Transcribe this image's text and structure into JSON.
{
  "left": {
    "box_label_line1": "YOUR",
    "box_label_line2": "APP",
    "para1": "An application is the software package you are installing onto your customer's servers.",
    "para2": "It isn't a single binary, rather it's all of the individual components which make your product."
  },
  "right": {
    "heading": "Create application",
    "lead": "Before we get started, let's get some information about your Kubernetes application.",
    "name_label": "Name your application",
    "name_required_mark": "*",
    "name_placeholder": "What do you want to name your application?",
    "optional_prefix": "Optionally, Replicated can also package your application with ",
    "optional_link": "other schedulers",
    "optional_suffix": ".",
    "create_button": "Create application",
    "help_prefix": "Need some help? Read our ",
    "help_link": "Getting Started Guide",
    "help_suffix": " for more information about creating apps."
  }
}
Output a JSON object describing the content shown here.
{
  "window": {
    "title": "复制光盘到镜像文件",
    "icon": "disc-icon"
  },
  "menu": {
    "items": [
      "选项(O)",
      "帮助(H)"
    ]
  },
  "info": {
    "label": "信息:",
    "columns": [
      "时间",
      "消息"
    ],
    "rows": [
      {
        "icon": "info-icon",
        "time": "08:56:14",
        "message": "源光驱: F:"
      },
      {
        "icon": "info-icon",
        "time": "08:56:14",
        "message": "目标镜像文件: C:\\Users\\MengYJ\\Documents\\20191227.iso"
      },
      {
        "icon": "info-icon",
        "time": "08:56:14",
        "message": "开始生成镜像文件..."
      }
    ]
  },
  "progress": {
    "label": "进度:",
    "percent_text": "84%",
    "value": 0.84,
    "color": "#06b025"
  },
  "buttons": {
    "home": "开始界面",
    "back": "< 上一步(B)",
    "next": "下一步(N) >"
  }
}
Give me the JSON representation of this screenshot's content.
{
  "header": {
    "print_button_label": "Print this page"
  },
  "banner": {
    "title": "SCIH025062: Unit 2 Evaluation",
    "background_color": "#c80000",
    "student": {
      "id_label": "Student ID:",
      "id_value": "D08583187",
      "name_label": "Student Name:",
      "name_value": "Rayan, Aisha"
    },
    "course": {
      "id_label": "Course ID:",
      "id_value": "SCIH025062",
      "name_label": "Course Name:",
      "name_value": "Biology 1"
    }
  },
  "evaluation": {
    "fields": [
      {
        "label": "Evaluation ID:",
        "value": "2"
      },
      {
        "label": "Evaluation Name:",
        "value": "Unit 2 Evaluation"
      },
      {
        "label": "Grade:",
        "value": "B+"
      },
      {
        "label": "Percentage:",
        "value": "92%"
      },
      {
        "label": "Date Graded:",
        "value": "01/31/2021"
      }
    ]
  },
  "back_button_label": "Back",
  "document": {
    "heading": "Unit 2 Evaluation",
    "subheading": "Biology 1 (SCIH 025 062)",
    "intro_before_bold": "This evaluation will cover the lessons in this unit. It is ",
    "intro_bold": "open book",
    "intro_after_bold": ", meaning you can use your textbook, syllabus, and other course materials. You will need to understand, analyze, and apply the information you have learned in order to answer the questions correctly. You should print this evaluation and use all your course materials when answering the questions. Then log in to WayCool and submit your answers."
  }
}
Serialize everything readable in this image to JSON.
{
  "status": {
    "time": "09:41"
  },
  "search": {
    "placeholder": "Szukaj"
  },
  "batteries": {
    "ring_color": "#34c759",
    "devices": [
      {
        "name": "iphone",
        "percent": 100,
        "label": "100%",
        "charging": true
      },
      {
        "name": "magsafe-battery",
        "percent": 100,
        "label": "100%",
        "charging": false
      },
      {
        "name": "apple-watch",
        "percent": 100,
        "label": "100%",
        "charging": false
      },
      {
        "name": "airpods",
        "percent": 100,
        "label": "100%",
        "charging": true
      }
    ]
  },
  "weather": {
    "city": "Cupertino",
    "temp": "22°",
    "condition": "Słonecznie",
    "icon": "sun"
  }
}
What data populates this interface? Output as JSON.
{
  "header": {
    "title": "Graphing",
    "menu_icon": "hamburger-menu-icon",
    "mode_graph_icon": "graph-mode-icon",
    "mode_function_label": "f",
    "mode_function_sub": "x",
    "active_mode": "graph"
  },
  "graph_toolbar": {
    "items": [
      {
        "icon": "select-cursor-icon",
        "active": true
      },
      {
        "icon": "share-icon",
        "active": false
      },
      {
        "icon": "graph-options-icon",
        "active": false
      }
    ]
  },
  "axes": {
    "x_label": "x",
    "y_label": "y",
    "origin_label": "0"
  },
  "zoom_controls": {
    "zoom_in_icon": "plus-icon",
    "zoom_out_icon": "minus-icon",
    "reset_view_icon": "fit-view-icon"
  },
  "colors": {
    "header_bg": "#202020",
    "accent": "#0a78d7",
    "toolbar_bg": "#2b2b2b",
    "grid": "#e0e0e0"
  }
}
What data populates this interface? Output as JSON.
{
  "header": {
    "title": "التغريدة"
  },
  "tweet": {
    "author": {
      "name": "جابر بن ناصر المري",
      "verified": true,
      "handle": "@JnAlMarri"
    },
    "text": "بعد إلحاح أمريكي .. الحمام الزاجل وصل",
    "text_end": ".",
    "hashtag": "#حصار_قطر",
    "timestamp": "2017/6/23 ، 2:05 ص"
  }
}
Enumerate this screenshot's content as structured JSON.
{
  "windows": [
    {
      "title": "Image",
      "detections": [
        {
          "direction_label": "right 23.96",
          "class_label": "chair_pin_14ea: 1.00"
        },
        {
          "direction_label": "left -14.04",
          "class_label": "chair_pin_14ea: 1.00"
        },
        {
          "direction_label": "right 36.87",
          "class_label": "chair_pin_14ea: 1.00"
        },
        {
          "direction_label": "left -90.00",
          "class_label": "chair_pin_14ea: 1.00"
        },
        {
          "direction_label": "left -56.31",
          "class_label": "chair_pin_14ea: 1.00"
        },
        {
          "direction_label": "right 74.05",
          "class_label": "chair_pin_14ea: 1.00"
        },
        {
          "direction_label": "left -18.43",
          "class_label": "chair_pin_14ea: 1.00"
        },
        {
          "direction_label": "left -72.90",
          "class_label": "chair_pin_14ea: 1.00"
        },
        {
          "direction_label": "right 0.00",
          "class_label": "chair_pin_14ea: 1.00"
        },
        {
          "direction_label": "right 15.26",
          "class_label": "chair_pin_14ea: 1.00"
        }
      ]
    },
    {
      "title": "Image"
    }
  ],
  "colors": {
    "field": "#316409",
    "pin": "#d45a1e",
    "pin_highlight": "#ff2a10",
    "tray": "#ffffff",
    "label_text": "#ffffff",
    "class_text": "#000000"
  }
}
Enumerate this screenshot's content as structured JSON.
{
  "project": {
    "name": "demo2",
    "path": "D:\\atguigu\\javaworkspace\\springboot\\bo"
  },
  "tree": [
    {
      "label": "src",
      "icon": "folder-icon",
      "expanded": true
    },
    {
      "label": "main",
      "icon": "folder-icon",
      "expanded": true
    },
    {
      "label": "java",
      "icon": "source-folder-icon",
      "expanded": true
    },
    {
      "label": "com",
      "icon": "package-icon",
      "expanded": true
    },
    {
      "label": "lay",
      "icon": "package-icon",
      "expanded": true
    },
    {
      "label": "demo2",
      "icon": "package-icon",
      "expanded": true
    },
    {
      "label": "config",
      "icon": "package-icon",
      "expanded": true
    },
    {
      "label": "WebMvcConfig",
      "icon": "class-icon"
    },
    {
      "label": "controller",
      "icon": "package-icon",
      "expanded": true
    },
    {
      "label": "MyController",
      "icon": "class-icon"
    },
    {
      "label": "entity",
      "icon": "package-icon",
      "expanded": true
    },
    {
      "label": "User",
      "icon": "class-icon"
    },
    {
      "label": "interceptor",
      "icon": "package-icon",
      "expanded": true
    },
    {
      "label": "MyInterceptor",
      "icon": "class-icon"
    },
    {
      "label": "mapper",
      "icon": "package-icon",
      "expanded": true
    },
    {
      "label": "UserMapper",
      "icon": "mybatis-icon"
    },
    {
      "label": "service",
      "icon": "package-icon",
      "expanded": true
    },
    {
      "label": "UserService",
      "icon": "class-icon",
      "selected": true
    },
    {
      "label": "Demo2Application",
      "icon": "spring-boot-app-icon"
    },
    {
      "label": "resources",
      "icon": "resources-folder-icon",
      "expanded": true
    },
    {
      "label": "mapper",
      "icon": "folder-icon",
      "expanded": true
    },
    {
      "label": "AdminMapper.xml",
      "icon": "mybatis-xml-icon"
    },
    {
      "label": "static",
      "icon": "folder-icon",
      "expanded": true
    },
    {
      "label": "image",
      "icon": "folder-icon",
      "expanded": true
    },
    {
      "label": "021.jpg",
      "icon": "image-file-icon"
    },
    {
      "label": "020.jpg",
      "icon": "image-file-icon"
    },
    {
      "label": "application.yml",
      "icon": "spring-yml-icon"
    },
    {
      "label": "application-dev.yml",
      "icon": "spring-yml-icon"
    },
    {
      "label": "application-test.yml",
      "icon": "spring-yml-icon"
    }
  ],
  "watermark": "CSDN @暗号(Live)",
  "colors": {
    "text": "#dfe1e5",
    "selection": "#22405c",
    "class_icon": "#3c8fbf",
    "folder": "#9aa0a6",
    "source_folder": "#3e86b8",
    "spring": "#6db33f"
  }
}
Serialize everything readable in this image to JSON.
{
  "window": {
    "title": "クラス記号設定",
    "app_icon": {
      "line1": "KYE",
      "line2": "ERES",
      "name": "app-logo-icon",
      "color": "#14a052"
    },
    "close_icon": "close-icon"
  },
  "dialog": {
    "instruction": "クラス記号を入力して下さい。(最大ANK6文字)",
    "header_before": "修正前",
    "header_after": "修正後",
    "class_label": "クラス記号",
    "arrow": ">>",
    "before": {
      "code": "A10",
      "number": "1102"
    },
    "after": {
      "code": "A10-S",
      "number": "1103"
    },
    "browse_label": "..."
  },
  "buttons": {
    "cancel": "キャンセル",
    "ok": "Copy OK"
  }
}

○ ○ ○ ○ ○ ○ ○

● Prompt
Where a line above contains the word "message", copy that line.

● Result
        "message": "源光驱: F:"
        "message": "目标镜像文件: C:\\Users\\MengYJ\\Documents\\20191227.iso"
        "message": "开始生成镜像文件..."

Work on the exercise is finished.